Inside, today’s Cooper offers better materials as well as controls that sacrifice some whimsy in favor of improved function. We approve. At the same time, there are still plenty of unique elements that make a Mini a Mini. There are still toggle switches, special upholstery and trim types, and our personal favorite feature: the circular center display, which boasts a novel ring of LED lights. They serve a number of different functions, acting as a tachometer, parking proximity display and even an alert for upcoming navigation system directions.
Other Cars to Consider
2020 Mini Clubman — If you have doubts that the Cooper hardtop has enough space (especially if you only have one car), the Clubman is most definitely worth a look. It’s considerably larger than the Cooper, but it also manages to be a bit more comfortable and refined without losing its whimsical Mininess.
2020 Volkswagen GTI — If an exciting driving experience is what you’re looking for, you might want to consider the Golf-based Volkswagen GTI. It offers a turbocharged engine and a choice between a slick-shifting manual or a dual-clutch automatic. It’s also considerably cheaper than the Cooper S when comparably equipped.
2020 Fiat 124 Spider Convertible — Although the Fiat 124 Spider is based off the MX-5 platform, it has a style and feel all its own, plus a turbocharged engine that’s less powerful than the MX-5’s engine.
Used BMW 2 Series — Although the Mini Cooper offers a lot of pizzazz for the money, it can’t quite top a rear-wheel-drive car like the 2 Series from Mini’s parent company, BMW. A used model will be in the Mini’s price range.

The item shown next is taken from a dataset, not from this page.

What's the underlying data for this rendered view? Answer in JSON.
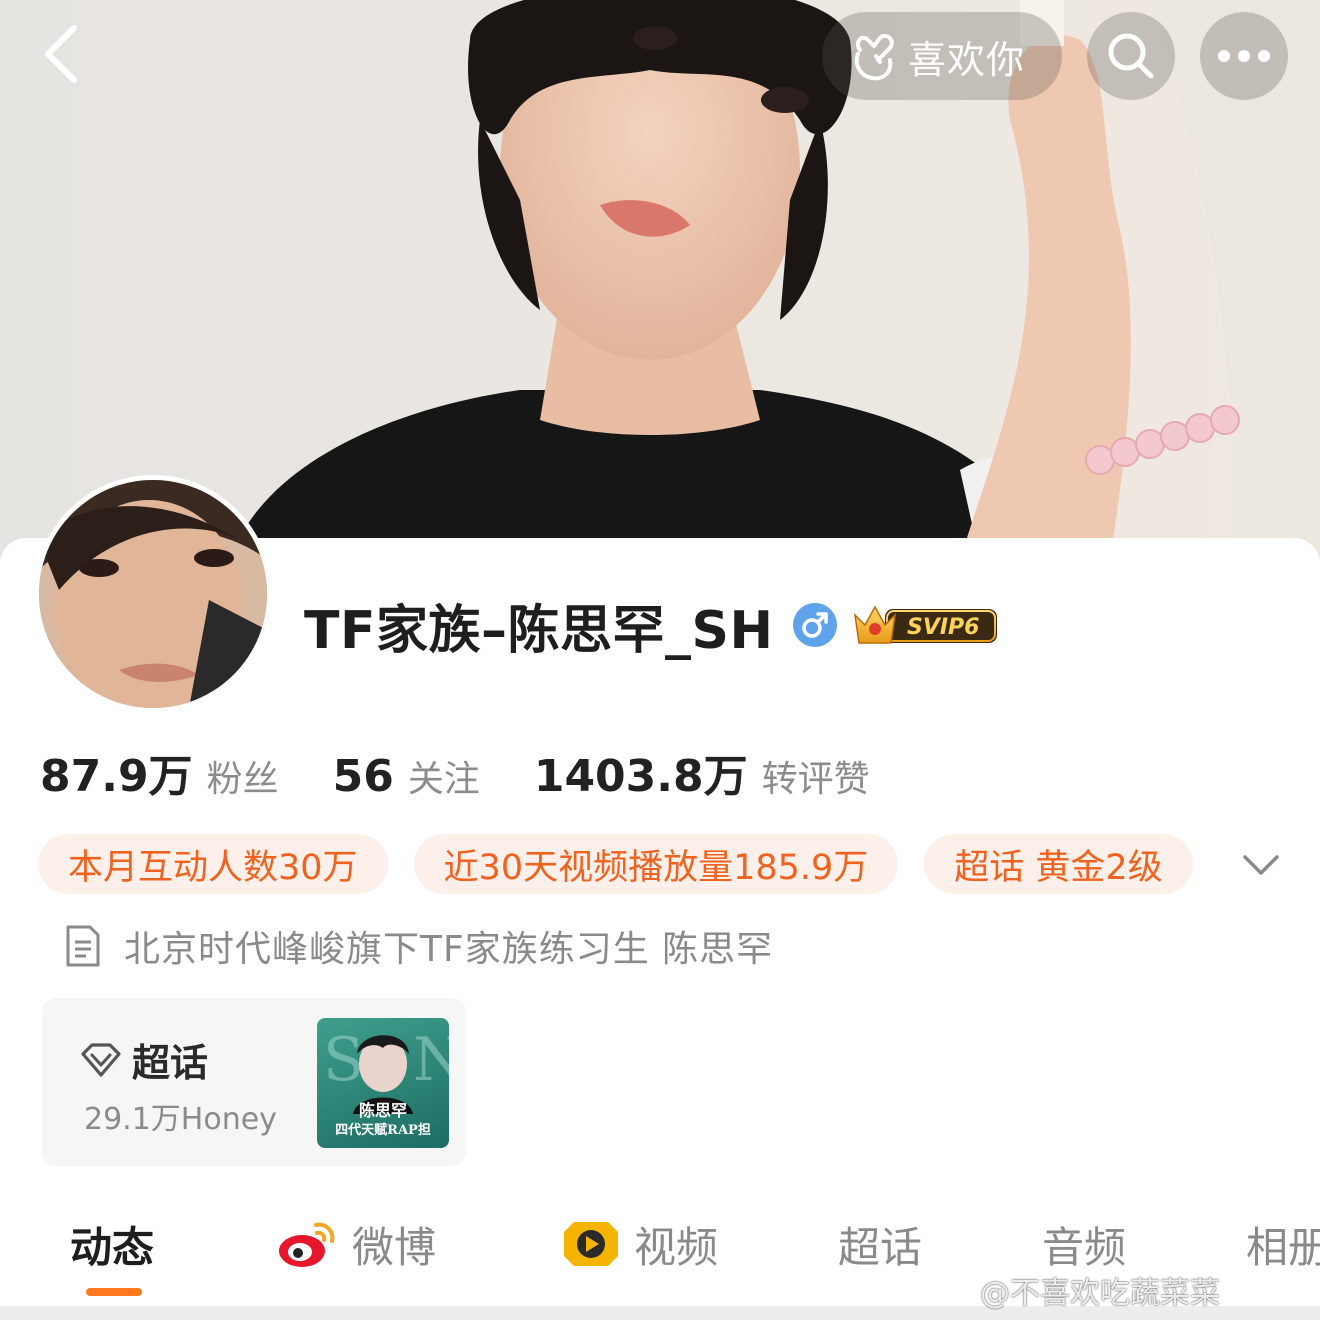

Order your car. Don’t get stuck paying for stuff you don’t want or a color combination that’s not exactly your cup of tea. In one or two months, you can have the exact Mini Cooper you like. You should even be able to get a similar price to one that’s just sitting on a dealer lot. And if we were ordering, we’d simply try to keep our Mini as close to the $30,000 line as possible. Whether that means prioritizing features, style or performance is up to you. Anything pricier seems a bit silly. Find a Mini Cooper for sale